Let’s break that down a bit. On a full side of beef, 3% weight can be as much as 3kg. Meat products are generally bought and sold by weight. Meaning a 3kg loss on one side of beef is a pretty significant loss of profit. In fact, there is a calculation used to work this out:
Reduction in weight loss (kg) x the value of the product (£/kg) = money saved
Over the course of a year, 1000s of carcasses and over 100,000kg in lost weight, resulting in substantial financial losses. So naturally, abattoirs want to find ways to reduce the amount of moisture lost during prep and production. Humidity control is by far the simplest answer.
By installing humidifiers that produce very fine sprays from high-pressure water systems, meat production facilities can surround carcasses with high humidity air. This reduces the amount of moisture that evaporates from the meat and limits the amount of weight lost during refrigeration. As the higher humidity air contains more water, the air around the carcass becomes a source of moisture, rather than a drain on it.
Charcuterie is one of those areas where humidity is often forgotten about. After all, it involves curing and drying meats, so why would you need to add moisture to the air? Well, it’s mainly because the environments for curing require strict levels of humidity and environmental control that can’t be achieved through domestic air conditioning systems. The meats used in charcuterie are predominantly made of muscle, which has a water content of around 75%. This means that to achieve proper drying, an RH of below 75% is essential. However, keep it below 70% and you risk drying the outside of the meat, which traps moisture inside the muscles and causes it to rot from the inside out.
Humidity Solutions have delivered a bespoke humidification solution to the Chiltern Charcuterie in Buckinghamshire, which provides humidification for salami fermentation. Chiltern Charcuterie is a leading artisan producer, with award-winning salamis and air-dried charcuterie. Their chosen solution uses an electrode boiler, compact steam humidifier that serves a 12m3 sealed fermentation room, using precise humidity controls to maintain the necessary conditions for quality and consistency. The humidifier provides up to 3kg/h of steam to maintain a precise 85% relative humidity and a temperature of 25°C. In a separate room designed for the drying process, a humidifier is working alongside a dehumidifier, which has been installed to ensure that the heavily moisture laden new product in the first stages of drying does not produce so much airborne moisture that it creates a mould problem.
Chiltern Charcuterie owner John Miller said: “Humidity Solutions took the time to fully understand our requirements and propose the best solution – delivering the equipment within a few days. We are very pleased with the system and the service we received.”
Humidity Solutions & Meat Production

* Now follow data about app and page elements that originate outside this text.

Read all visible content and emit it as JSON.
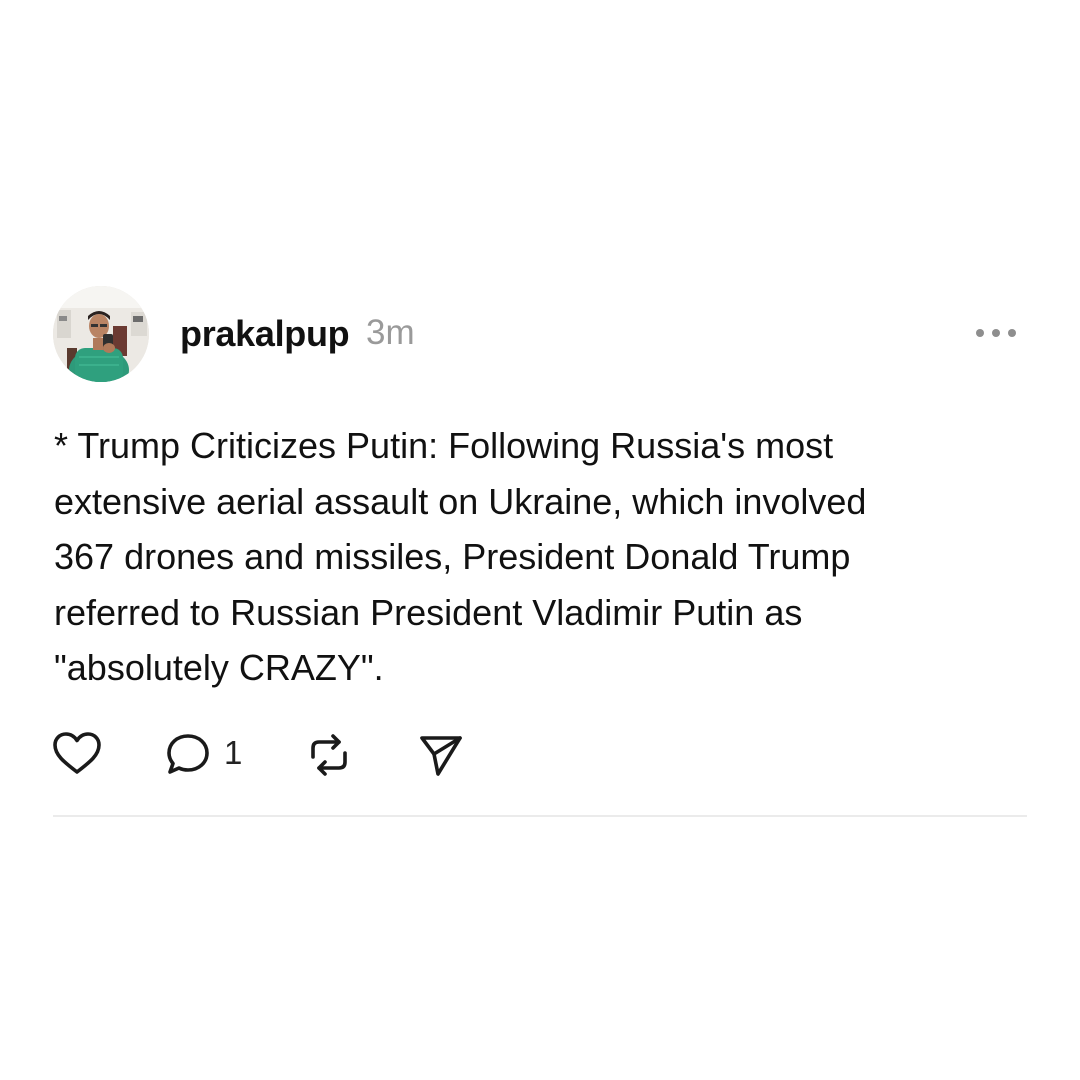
{
  "post": {
    "author": {
      "username": "prakalpup",
      "avatar_icon": "profile-photo-avatar"
    },
    "timestamp": "3m",
    "text": "* Trump Criticizes Putin: Following Russia's most\nextensive aerial assault on Ukraine, which involved\n367 drones and missiles, President Donald Trump\nreferred to Russian President Vladimir Putin as\n\"absolutely CRAZY\".",
    "actions": {
      "like_icon": "heart-icon",
      "reply_icon": "speech-bubble-icon",
      "reply_count": "1",
      "repost_icon": "repost-icon",
      "share_icon": "send-icon"
    },
    "more_icon": "more-horizontal-icon"
  },
  "colors": {
    "background": "#ffffff",
    "text": "#111111",
    "muted": "#9a9a9a",
    "divider": "#ebebeb"
  }
}
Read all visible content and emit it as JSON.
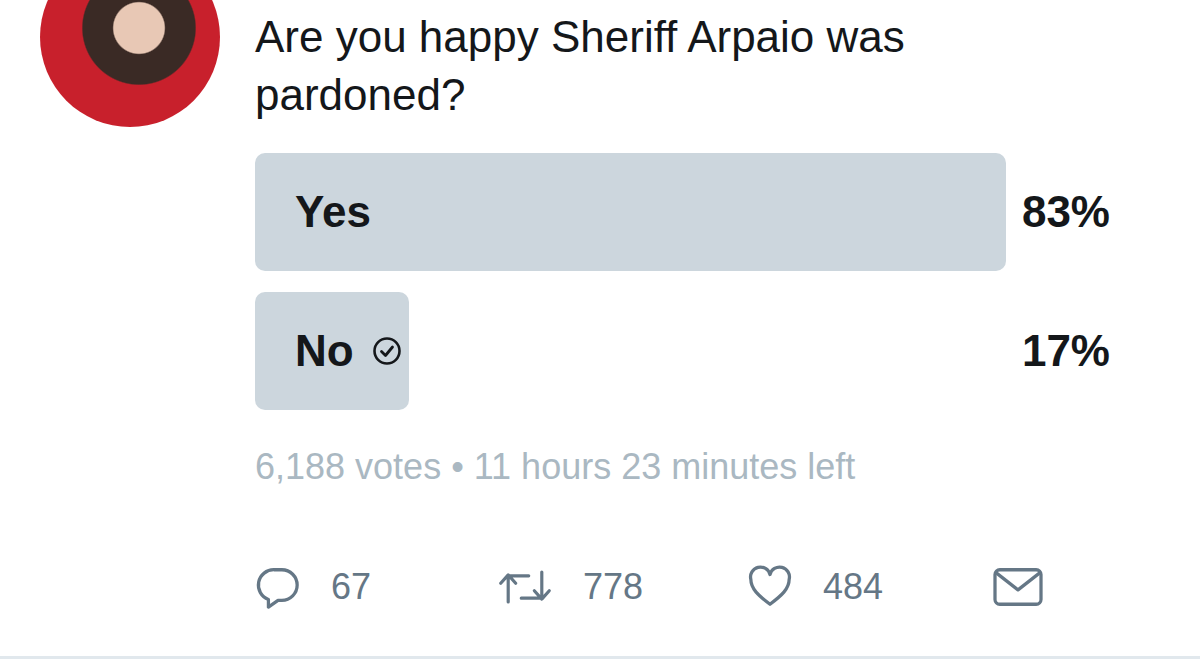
{
  "tweet": {
    "question": "Are you happy Sheriff Arpaio was pardoned?"
  },
  "poll": {
    "options": [
      {
        "label": "Yes",
        "percent": "83%",
        "level": 0.83,
        "selected": false
      },
      {
        "label": "No",
        "percent": "17%",
        "level": 0.17,
        "selected": true
      }
    ],
    "votes": "6,188 votes",
    "separator": "•",
    "time_left": "11 hours 23 minutes left"
  },
  "actions": [
    {
      "kind": "reply",
      "count": "67"
    },
    {
      "kind": "retweet",
      "count": "778"
    },
    {
      "kind": "like",
      "count": "484"
    },
    {
      "kind": "message"
    }
  ]
}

At Humidity Solutions, we supply humidity control solutions to meat production facilities including abattoirs, cold stores, packaging plants and more – helping provide the perfect environment for meat production every time. If you would like to know more, get in touch with us today.